Assessment of nonarticular tenderness and prevalence of fibromyalgia in children

J Rheumatol. 1993 Feb;20(2):368-70.


Fibromyalgia syndrome (FS) is most common in midlife, but may be seen at any age. Its prevalence and assessment of tenderness in healthy children is not known. We assessed 338 healthy schoolchildren for tenderness thresholds and prevalence of FS. In all children a point count of 18 tender points (TP) was conducted by thumb palpation and tenderness of some of the TP sites as well as control point sites was further assessed using a Chatillon dolorimeter.

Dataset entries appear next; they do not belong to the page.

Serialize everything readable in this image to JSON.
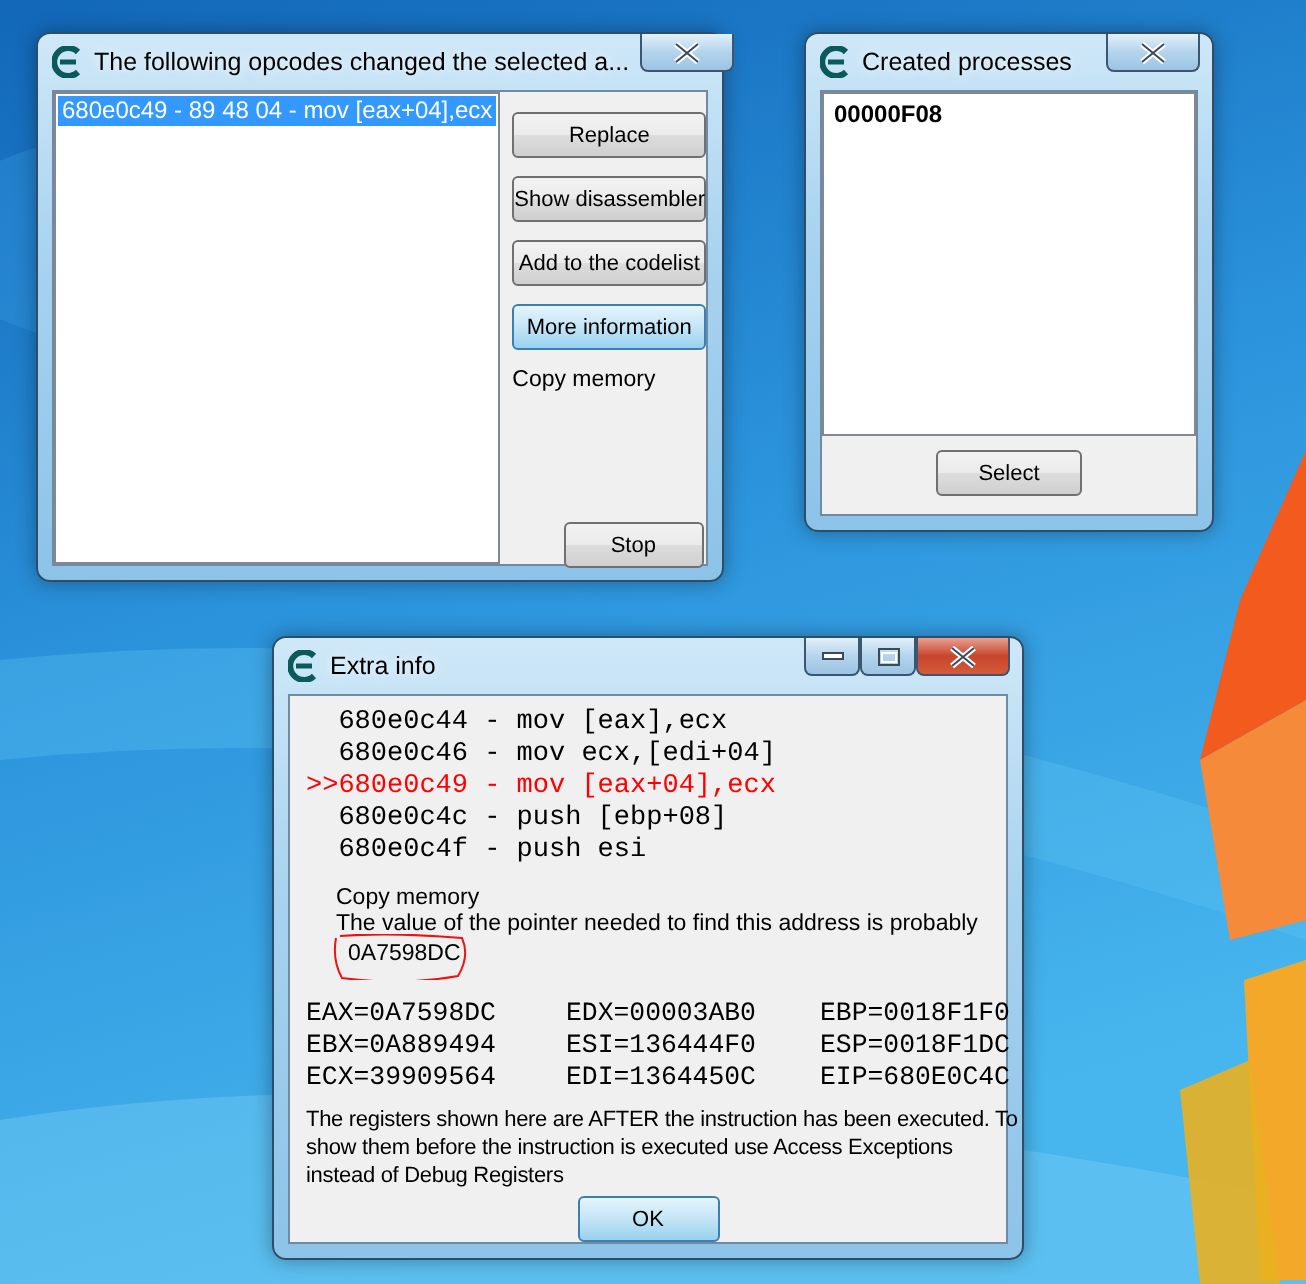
{
  "opcodes_window": {
    "title": "The following opcodes changed the selected a...",
    "entries": [
      {
        "text": "680e0c49 - 89 48 04 - mov [eax+04],ecx",
        "selected": true
      }
    ],
    "buttons": [
      {
        "label": "Replace",
        "focused": false
      },
      {
        "label": "Show disassembler",
        "focused": false
      },
      {
        "label": "Add to the codelist",
        "focused": false
      },
      {
        "label": "More information",
        "focused": true
      }
    ],
    "note": "Copy memory",
    "stop_button": "Stop"
  },
  "processes_window": {
    "title": "Created processes",
    "processes": [
      {
        "text": "00000F08",
        "selected": false
      }
    ],
    "button": "Select"
  },
  "extra_info_window": {
    "title": "Extra info",
    "disassembly": [
      {
        "text": "680e0c44 - mov [eax],ecx",
        "current": false
      },
      {
        "text": "680e0c46 - mov ecx,[edi+04]",
        "current": false
      },
      {
        "marker": ">>",
        "text": "680e0c49 - mov [eax+04],ecx",
        "current": true
      },
      {
        "text": "680e0c4c - push [ebp+08]",
        "current": false
      },
      {
        "text": "680e0c4f - push esi",
        "current": false
      }
    ],
    "note": "Copy memory",
    "pointer_text": "The value of the pointer needed to find this address is probably",
    "pointer_value": "0A7598DC",
    "registers": [
      "EAX=0A7598DC",
      "EDX=00003AB0",
      "EBP=0018F1F0",
      "EBX=0A889494",
      "ESI=136444F0",
      "ESP=0018F1DC",
      "ECX=39909564",
      "EDI=1364450C",
      "EIP=680E0C4C"
    ],
    "explanation": "The registers shown here are AFTER the instruction has been executed. To show them before the instruction is executed use Access Exceptions instead of Debug Registers",
    "button": "OK"
  }
}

All children and their parents were questioned about the presence of widespread pain or aching. Children were considered to have FS if they met the American College of Rheumatology (ACR) criteria for diagnosis of FS. Of the 338 children, 21 (6.2%) had FS. Thresholds of tenderness of 9 TP were 5.0 (1.2) (kg) [mean (standard deviation)] for boys vs 3.6 (0.8) (kg) for girls (p < 0.001). Thresholds of tenderness of the control point sites were 7.1 (1.4) (kg) for boys vs 5.5 (1.1) (kg) for girls (p < 0.001). Thresholds of tenderness of TP and control points in the children with FS were 2.5 (0.4) (kg) and 4.2 (0.5) (kg) vs 4.5 (1.2) (kg) and 6.6 (1.4) (kg) respectively in the children without FS (p < 0.001). We suggest that FS is common in the pediatric age group. Boys have lower tenderness than girls; children with FS have lower thresholds for tenderness both at control and TP compared to the subjects without FS.

MeSH terms

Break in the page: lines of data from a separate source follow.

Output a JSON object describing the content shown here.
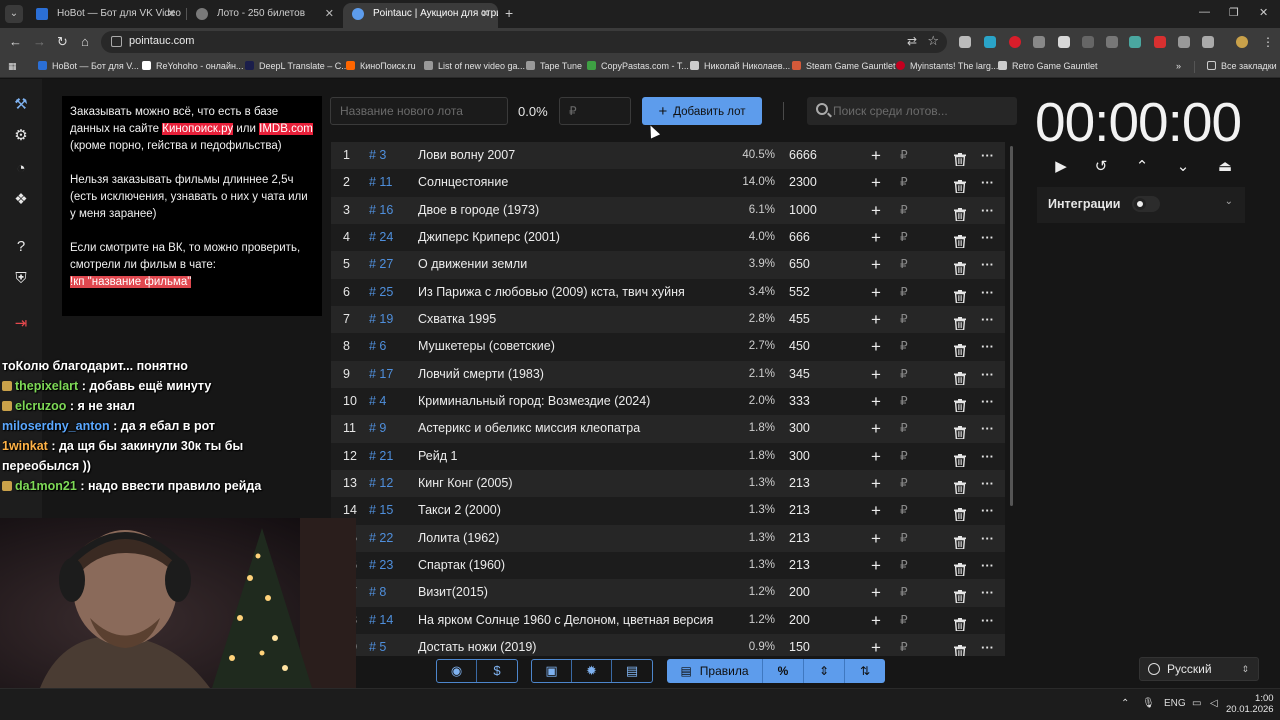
{
  "browser": {
    "tabs": [
      {
        "title": "HoBot — Бот для VK Video Live",
        "favicon_color": "#2b6fd6"
      },
      {
        "title": "Лото - 250 билетов",
        "favicon_color": "#7a7a7a"
      },
      {
        "title": "Pointauc | Аукцион для стримеров",
        "favicon_color": "#5d9cec",
        "active": true
      }
    ],
    "url": "pointauc.com",
    "bookmarks": [
      {
        "label": "HoBot — Бот для V...",
        "color": "#2b6fd6"
      },
      {
        "label": "ReYohoho - онлайн...",
        "color": "#ffffff"
      },
      {
        "label": "DeepL Translate – C...",
        "color": "#1b1e4b"
      },
      {
        "label": "КиноПоиск.ru",
        "color": "#ff6600"
      },
      {
        "label": "List of new video ga...",
        "color": "#999999"
      },
      {
        "label": "Tape Tune",
        "color": "#999999"
      },
      {
        "label": "CopyPastas.com - T...",
        "color": "#3ea043"
      },
      {
        "label": "Николай Николаев...",
        "color": "#cccccc"
      },
      {
        "label": "Steam Game Gauntlet",
        "color": "#d45a3a"
      },
      {
        "label": "Myinstants! The larg...",
        "color": "#c4001f"
      },
      {
        "label": "Retro Game Gauntlet",
        "color": "#cccccc"
      }
    ],
    "all_bookmarks_label": "Все закладки"
  },
  "rules_panel": {
    "p1_before": "Заказывать можно всё, что есть в базе данных на сайте ",
    "p1_link1": "Кинопоиск.ру",
    "p1_mid": " или ",
    "p1_link2": "IMDB.com",
    "p1_after": " (кроме порно, гейства и педофильства)",
    "p2": "Нельзя заказывать фильмы длиннее 2,5ч (есть исключения, узнавать о них у чата или у меня заранее)",
    "p3": "Если смотрите на ВК, то можно проверить, смотрели ли фильм в чате:",
    "p3_command": "!кп \"название фильма\""
  },
  "controls": {
    "lot_name_placeholder": "Название нового лота",
    "percent": "0.0%",
    "amount_placeholder": "₽",
    "add_button": "Добавить лот",
    "search_placeholder": "Поиск среди лотов..."
  },
  "lots": [
    {
      "n": "1",
      "id": "# 3",
      "name": "Лови волну 2007",
      "pct": "40.5%",
      "amount": "6666"
    },
    {
      "n": "2",
      "id": "# 11",
      "name": "Солнцестояние",
      "pct": "14.0%",
      "amount": "2300"
    },
    {
      "n": "3",
      "id": "# 16",
      "name": "Двое в городе (1973)",
      "pct": "6.1%",
      "amount": "1000"
    },
    {
      "n": "4",
      "id": "# 24",
      "name": "Джиперс Криперс (2001)",
      "pct": "4.0%",
      "amount": "666"
    },
    {
      "n": "5",
      "id": "# 27",
      "name": "О движении земли",
      "pct": "3.9%",
      "amount": "650"
    },
    {
      "n": "6",
      "id": "# 25",
      "name": "Из Парижа с любовью (2009) кста, твич хуйня",
      "pct": "3.4%",
      "amount": "552"
    },
    {
      "n": "7",
      "id": "# 19",
      "name": "Схватка 1995",
      "pct": "2.8%",
      "amount": "455"
    },
    {
      "n": "8",
      "id": "# 6",
      "name": "Мушкетеры (советские)",
      "pct": "2.7%",
      "amount": "450"
    },
    {
      "n": "9",
      "id": "# 17",
      "name": "Ловчий смерти (1983)",
      "pct": "2.1%",
      "amount": "345"
    },
    {
      "n": "10",
      "id": "# 4",
      "name": "Криминальный город: Возмездие (2024)",
      "pct": "2.0%",
      "amount": "333"
    },
    {
      "n": "11",
      "id": "# 9",
      "name": "Астерикс и обеликс миссия клеопатра",
      "pct": "1.8%",
      "amount": "300"
    },
    {
      "n": "12",
      "id": "# 21",
      "name": "Рейд 1",
      "pct": "1.8%",
      "amount": "300"
    },
    {
      "n": "13",
      "id": "# 12",
      "name": "Кинг Конг (2005)",
      "pct": "1.3%",
      "amount": "213"
    },
    {
      "n": "14",
      "id": "# 15",
      "name": "Такси 2 (2000)",
      "pct": "1.3%",
      "amount": "213"
    },
    {
      "n": "15",
      "id": "# 22",
      "name": "Лолита (1962)",
      "pct": "1.3%",
      "amount": "213"
    },
    {
      "n": "16",
      "id": "# 23",
      "name": "Спартак (1960)",
      "pct": "1.3%",
      "amount": "213"
    },
    {
      "n": "17",
      "id": "# 8",
      "name": "Визит(2015)",
      "pct": "1.2%",
      "amount": "200"
    },
    {
      "n": "18",
      "id": "# 14",
      "name": "На ярком Солнце 1960 с Делоном, цветная версия",
      "pct": "1.2%",
      "amount": "200"
    },
    {
      "n": "19",
      "id": "# 5",
      "name": "Достать ножи (2019)",
      "pct": "0.9%",
      "amount": "150"
    }
  ],
  "lot_row_labels": {
    "add": "+",
    "currency": "₽",
    "more": "···"
  },
  "timer": {
    "display": "00:00:00"
  },
  "integrations": {
    "label": "Интеграции"
  },
  "bottom_toolbar": {
    "rules_label": "Правила",
    "percent_label": "%"
  },
  "language": {
    "selected": "Русский"
  },
  "chat": [
    {
      "user": "",
      "text": "тоКолю благодарит... понятно"
    },
    {
      "user": "thepixelart",
      "text": ": добавь ещё минуту"
    },
    {
      "user": "elcruzoo",
      "text": ": я не знал"
    },
    {
      "user": "miloserdny_anton",
      "text": ": да я ебал в рот"
    },
    {
      "user": "1winkat",
      "text": ": да щя бы закинули 30к ты бы переобылся ))"
    },
    {
      "user": "da1mon21",
      "text": ": надо ввести правило рейда"
    }
  ],
  "taskbar": {
    "lang": "ENG",
    "time": "1:00",
    "date": "20.01.2026"
  }
}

  • Adolescent
  • Child
  • Female
  • Fibromyalgia / diagnosis
  • Fibromyalgia / epidemiology*
  • Humans
  • Male
  • Pain / diagnosis*
  • Pain / epidemiology
  • Pain Measurement*
  • Pain Threshold
  • Palpation
  • Prevalence